Monday night I met with the team over at Notion Theory, a fantastic design shop that specializes in being a CTO for-hire (among many other amazing specialties!) I spoke to them about my virtual guidance counseling idea. They could have quoted me an outrageous amount of money to build a proof-of-concept. Instead, they said it could be done for $0 and I could do it myself in a few hours with free online tools. Sure, it will be a little manual but for MVP, it can be hacked together. What I really need to focus on is finding a couple of schools with a small amount of students who are willing to let me test the idea on them. I think it’s pretty amazing for a design shop to tell me that right now I don’t need to pay them a cent. The time for a slick seamless interface will come, but right now I just need to find people who want my help. Given how much need there is, I can get started right away with what I’ve got.
I recently took an Amtrak train up to New York for a long weekend. I love the train for many reasons, especially because it gives me a chance to roll past my alma mater – the University of Pennsylvania. I always get a little teary eyed. Those years were hard for me. I learned a lot. Struggled a lot. Grew a lot. And growth is often painful. It’s uncomfortable to become something. It’s scary and difficult. And yet, it must be done. To become the people we’re meant to be, we have to grow and evolve. We need to learn hard, painful lessons about life, about the world, and about ourselves. Sometimes I think it’s a miracle of the highest order that I even survived. Do I wear my diploma like a badge of honor? You bet I do. I earned every letter of that sucker and then some. I wouldn’t want to do it over again, and yet I’m grateful for it. It taught me to stare into the fire and smile instead of flinch. And that kind of strength is invaluable. It erases fear.
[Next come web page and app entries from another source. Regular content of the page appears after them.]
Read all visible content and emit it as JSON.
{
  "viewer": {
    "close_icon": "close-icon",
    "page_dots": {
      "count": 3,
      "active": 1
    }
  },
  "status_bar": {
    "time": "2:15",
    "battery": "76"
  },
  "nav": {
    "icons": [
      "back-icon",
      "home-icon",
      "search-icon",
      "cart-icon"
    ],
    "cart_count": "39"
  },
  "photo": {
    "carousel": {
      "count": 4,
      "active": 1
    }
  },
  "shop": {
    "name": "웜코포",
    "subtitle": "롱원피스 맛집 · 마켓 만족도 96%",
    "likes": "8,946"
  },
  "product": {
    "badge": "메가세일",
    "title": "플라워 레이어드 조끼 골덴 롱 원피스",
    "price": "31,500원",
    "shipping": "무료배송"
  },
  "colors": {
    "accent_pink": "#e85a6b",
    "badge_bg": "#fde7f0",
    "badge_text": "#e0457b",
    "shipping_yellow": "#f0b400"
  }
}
The Tuesday after Labor Day was always the first day of school for me when I was a kid. This time of year always feels like the New Year to me. I look forward to Fall all year, and I’m looking forward to it more than ever this year. Apple and pumpkin in everything. Boots and sweaters. Beautiful leaves. Crisp, fresh air. A feeling of hopefulness. I’m excited to see what it holds for all of us, whether we’re in school or not.